• **ACTION ITEM**:
Every record must appear in the response exactly as given.

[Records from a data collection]
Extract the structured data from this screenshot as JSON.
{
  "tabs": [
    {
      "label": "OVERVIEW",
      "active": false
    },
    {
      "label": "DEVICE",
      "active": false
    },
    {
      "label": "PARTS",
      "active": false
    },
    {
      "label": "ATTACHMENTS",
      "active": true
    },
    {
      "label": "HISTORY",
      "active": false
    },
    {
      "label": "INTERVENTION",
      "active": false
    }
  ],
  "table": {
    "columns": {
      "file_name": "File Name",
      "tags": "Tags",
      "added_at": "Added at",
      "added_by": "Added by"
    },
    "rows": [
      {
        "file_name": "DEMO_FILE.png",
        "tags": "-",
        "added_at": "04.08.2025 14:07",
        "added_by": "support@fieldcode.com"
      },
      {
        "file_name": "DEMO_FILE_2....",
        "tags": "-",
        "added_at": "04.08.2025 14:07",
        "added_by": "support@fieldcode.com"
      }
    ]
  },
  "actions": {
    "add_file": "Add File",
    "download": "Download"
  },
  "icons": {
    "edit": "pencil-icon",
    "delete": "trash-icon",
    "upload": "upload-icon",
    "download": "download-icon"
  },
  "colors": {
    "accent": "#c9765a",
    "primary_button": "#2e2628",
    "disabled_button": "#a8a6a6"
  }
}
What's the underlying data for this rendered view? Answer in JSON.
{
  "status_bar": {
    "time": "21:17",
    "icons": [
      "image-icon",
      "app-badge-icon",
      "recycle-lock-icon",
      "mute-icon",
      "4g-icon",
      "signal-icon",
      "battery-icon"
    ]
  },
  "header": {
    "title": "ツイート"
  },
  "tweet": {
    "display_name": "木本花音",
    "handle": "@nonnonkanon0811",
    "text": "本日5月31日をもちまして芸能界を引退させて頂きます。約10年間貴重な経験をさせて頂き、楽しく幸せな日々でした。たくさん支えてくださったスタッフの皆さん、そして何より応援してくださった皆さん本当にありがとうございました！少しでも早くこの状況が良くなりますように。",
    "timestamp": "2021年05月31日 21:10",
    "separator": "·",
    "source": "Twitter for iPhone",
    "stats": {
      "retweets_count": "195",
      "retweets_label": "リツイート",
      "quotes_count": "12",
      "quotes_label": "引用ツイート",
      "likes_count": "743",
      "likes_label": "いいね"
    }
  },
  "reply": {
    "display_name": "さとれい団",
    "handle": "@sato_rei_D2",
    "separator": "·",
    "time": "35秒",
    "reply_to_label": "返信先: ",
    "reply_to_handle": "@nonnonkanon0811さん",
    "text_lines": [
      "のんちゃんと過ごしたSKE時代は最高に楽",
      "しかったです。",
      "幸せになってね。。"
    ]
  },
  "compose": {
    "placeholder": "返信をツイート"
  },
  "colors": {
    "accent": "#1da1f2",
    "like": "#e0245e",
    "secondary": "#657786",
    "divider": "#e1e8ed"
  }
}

• **TASK OUTPUT**:
Extract the structured data from this screenshot as JSON.
{
  "tabs": [
    {
      "label": "OVERVIEW",
      "active": false
    },
    {
      "label": "DEVICE",
      "active": false
    },
    {
      "label": "PARTS",
      "active": false
    },
    {
      "label": "ATTACHMENTS",
      "active": true
    },
    {
      "label": "HISTORY",
      "active": false
    },
    {
      "label": "INTERVENTION",
      "active": false
    }
  ],
  "table": {
    "columns": {
      "file_name": "File Name",
      "tags": "Tags",
      "added_at": "Added at",
      "added_by": "Added by"
    },
    "rows": [
      {
        "file_name": "DEMO_FILE.png",
        "tags": "-",
        "added_at": "04.08.2025 14:07",
        "added_by": "support@fieldcode.com"
      },
      {
        "file_name": "DEMO_FILE_2....",
        "tags": "-",
        "added_at": "04.08.2025 14:07",
        "added_by": "support@fieldcode.com"
      }
    ]
  },
  "actions": {
    "add_file": "Add File",
    "download": "Download"
  },
  "icons": {
    "edit": "pencil-icon",
    "delete": "trash-icon",
    "upload": "upload-icon",
    "download": "download-icon"
  },
  "colors": {
    "accent": "#c9765a",
    "primary_button": "#2e2628",
    "disabled_button": "#a8a6a6"
  }
}
What's the underlying data for this rendered view? Answer in JSON.
{
  "status_bar": {
    "time": "21:17",
    "icons": [
      "image-icon",
      "app-badge-icon",
      "recycle-lock-icon",
      "mute-icon",
      "4g-icon",
      "signal-icon",
      "battery-icon"
    ]
  },
  "header": {
    "title": "ツイート"
  },
  "tweet": {
    "display_name": "木本花音",
    "handle": "@nonnonkanon0811",
    "text": "本日5月31日をもちまして芸能界を引退させて頂きます。約10年間貴重な経験をさせて頂き、楽しく幸せな日々でした。たくさん支えてくださったスタッフの皆さん、そして何より応援してくださった皆さん本当にありがとうございました！少しでも早くこの状況が良くなりますように。",
    "timestamp": "2021年05月31日 21:10",
    "separator": "·",
    "source": "Twitter for iPhone",
    "stats": {
      "retweets_count": "195",
      "retweets_label": "リツイート",
      "quotes_count": "12",
      "quotes_label": "引用ツイート",
      "likes_count": "743",
      "likes_label": "いいね"
    }
  },
  "reply": {
    "display_name": "さとれい団",
    "handle": "@sato_rei_D2",
    "separator": "·",
    "time": "35秒",
    "reply_to_label": "返信先: ",
    "reply_to_handle": "@nonnonkanon0811さん",
    "text_lines": [
      "のんちゃんと過ごしたSKE時代は最高に楽",
      "しかったです。",
      "幸せになってね。。"
    ]
  },
  "compose": {
    "placeholder": "返信をツイート"
  },
  "colors": {
    "accent": "#1da1f2",
    "like": "#e0245e",
    "secondary": "#657786",
    "divider": "#e1e8ed"
  }
}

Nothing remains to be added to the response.